■ Exercise description ■
Go through the records and filter out every line lacking the word "owner"; copy the lines that remain.
*** Opening of The data ***
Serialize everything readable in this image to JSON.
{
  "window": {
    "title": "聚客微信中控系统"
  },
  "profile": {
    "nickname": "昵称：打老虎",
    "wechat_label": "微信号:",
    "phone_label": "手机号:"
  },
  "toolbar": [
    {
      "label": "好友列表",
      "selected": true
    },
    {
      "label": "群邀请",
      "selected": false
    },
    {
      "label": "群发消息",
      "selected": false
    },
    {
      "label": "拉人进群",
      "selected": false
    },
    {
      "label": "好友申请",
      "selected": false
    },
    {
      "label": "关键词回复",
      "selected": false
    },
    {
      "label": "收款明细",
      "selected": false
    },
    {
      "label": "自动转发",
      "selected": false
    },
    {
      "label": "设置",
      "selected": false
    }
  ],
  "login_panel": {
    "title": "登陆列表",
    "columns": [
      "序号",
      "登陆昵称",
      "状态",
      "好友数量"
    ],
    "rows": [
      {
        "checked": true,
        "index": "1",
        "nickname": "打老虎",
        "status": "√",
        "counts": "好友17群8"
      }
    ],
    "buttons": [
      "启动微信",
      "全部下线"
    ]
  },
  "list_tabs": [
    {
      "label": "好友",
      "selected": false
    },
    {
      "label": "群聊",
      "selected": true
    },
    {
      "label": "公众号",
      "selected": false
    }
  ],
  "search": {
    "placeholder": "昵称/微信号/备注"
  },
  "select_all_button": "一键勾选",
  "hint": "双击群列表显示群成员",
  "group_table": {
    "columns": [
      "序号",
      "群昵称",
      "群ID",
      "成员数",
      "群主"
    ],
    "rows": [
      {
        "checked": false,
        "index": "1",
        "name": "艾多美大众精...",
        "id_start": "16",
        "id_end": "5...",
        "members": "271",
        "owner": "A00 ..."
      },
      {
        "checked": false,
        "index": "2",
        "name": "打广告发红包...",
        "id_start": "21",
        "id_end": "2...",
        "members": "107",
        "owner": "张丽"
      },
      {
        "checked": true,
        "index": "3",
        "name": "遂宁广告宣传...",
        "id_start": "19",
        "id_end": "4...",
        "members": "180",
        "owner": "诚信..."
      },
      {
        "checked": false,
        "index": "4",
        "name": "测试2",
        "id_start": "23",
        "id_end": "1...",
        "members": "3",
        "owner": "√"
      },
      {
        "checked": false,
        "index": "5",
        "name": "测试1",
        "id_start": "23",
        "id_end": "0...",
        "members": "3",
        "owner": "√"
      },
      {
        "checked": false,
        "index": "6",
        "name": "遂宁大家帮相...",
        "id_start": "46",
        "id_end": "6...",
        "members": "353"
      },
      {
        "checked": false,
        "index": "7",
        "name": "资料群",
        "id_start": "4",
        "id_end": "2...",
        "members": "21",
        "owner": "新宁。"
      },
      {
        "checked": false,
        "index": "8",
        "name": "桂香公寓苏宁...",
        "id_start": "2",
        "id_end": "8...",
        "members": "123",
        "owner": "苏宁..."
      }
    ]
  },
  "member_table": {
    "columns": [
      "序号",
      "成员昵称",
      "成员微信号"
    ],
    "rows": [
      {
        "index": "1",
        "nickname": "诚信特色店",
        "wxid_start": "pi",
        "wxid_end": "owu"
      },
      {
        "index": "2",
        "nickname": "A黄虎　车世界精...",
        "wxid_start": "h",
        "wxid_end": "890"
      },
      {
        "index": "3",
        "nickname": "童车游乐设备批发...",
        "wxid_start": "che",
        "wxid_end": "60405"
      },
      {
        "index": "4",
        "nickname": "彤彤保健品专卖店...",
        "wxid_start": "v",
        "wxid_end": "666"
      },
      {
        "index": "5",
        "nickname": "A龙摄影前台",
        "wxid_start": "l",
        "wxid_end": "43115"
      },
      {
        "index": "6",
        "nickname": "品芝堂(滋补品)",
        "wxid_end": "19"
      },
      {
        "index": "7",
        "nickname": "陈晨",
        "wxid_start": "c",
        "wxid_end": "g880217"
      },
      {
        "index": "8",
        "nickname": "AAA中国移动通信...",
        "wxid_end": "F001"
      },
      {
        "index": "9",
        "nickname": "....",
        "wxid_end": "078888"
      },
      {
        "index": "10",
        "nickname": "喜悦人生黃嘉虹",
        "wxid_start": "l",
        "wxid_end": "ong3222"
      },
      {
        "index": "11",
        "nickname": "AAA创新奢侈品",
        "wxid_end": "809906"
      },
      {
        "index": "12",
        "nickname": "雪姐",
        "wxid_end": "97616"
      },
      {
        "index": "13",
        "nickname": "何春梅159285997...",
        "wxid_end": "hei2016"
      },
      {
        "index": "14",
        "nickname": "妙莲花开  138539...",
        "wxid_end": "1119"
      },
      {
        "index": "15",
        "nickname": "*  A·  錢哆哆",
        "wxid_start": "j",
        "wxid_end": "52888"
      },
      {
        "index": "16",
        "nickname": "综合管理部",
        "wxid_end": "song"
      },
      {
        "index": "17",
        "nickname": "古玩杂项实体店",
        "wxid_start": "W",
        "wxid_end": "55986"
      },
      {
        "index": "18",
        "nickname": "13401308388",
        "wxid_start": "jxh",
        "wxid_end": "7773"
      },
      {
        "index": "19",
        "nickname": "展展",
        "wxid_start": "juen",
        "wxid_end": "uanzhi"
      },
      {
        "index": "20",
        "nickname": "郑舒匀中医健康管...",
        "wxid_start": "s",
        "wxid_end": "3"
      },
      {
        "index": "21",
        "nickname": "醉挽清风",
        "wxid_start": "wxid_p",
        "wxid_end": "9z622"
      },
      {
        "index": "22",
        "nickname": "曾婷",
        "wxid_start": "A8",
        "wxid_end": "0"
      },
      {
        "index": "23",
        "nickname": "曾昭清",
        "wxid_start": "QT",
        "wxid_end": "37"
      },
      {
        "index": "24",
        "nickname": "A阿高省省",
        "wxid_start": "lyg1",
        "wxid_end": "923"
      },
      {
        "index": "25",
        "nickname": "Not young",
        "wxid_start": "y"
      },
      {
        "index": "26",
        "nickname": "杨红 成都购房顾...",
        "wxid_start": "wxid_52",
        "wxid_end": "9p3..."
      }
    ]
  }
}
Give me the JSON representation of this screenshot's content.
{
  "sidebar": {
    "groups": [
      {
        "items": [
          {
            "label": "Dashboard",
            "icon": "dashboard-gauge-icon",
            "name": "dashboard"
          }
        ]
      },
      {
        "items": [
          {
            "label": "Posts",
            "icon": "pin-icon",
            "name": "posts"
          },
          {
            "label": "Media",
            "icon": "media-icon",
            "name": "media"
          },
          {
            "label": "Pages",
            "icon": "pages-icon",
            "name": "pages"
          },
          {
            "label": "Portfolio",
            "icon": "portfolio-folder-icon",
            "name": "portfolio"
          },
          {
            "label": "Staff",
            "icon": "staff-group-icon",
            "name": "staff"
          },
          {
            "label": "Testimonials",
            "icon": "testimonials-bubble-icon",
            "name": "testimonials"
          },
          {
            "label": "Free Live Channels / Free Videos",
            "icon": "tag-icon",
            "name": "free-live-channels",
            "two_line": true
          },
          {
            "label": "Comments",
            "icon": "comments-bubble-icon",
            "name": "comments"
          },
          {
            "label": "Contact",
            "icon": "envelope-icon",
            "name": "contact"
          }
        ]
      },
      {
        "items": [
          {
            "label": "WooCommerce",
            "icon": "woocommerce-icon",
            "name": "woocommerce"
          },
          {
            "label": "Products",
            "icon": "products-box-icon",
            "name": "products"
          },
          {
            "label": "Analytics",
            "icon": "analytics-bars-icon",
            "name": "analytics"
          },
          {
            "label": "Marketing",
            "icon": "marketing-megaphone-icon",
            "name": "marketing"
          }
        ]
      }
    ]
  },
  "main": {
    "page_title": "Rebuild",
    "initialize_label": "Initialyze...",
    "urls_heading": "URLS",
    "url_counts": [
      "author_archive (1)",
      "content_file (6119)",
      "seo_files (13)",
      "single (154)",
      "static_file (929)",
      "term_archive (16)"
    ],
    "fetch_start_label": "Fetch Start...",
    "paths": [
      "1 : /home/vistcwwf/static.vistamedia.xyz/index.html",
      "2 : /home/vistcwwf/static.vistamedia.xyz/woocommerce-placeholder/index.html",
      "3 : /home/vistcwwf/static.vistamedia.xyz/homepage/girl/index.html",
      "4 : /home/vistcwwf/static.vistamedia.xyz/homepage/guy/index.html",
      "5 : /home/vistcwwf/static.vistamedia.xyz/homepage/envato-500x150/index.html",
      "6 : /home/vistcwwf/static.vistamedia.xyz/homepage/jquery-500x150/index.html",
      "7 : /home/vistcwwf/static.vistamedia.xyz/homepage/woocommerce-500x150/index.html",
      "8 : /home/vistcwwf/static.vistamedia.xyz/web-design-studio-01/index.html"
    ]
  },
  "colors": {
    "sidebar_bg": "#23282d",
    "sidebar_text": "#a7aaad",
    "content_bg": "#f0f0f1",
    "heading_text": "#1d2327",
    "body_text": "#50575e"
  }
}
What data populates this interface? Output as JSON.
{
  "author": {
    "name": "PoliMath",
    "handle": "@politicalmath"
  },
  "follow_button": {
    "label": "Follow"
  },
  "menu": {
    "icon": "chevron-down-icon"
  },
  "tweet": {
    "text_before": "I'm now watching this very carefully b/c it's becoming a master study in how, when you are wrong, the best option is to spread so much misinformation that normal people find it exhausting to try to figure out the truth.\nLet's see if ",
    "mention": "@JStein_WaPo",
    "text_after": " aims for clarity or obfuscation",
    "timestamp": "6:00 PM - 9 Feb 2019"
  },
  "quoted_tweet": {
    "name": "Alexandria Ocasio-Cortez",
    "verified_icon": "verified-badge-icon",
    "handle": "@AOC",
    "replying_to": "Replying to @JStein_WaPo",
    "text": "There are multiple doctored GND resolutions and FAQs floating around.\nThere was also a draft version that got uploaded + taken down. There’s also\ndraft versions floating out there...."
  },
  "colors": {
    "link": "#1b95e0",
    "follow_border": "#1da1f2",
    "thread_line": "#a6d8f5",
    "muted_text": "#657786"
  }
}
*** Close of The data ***
■ Expected output ■
        "owner": "A00 ..."
        "owner": "张丽"
        "owner": "诚信..."
        "owner": "√"
        "owner": "√"
        "owner": "新宁。"
        "owner": "苏宁..."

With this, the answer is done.